Mother Settles Negligent Security in Apartment Killing
The mother of a 13-year-old Jacksonville girl killed by a stray bullet has settled her lawsuit against the apartment complex where they lived.
Tina Williams filed the lawsuit against Hartwood Place Apartments in Jacksonville. She claimed if the apartments had better security her daughter, Shenice Holmes would be alive today.
There had been a dozen violent crimes around and in the complex, including two cases where bullets were fired into apartments. Shenice was killed as she read a book on her bed.
The shooter, 21-year-old Willie O. Tucker is serving a life sentence in her death.
The specifics of the settlement are confidential.
Over the past 15 years, appellate court across the country have found that a landowner has a duty to provide adequate security when there is a history of criminal activity on or near the property.
This is true whether it’s an apartment complex, a storage unit, an office building or a rental car return lot. A failure to do so amounts to negligent security.
In order to be successful in these claims, the level of foreseeable risk of danger at the commercial establishment must be established. Maybe there is a history of similar crimes at the property, or crimes have occurred in the area.
Even with no criminal history, an experienced negligent security attorney and security investigators can investigate whether areas of the commercial property — the entrances and exits, the lighting, the locking and security measures — are adequate to protect anyone from violent crime.
Anyone operating a commercial property is also obligated to perform criminal background checks on all employees with access to the property, to adequately screen new tenants, and to have security procedures.
The property owner has an obligation to warn tenants about any problems or criminal activities on or near the property.

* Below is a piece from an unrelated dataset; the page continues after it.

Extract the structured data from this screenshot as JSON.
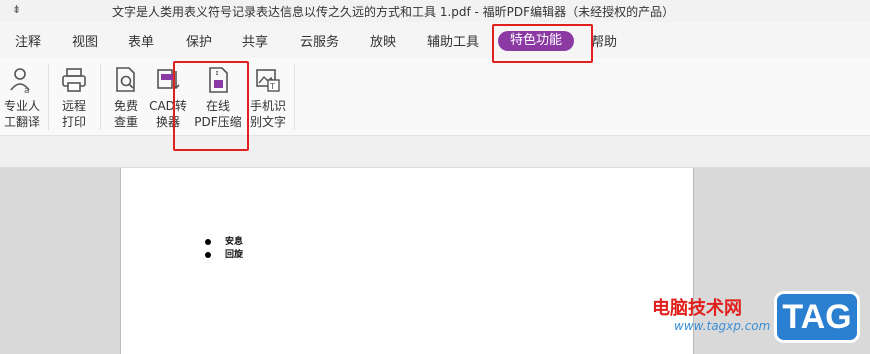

It’s very likely Shenice Holmes would have been better protected if all of these procedures had been practiced. #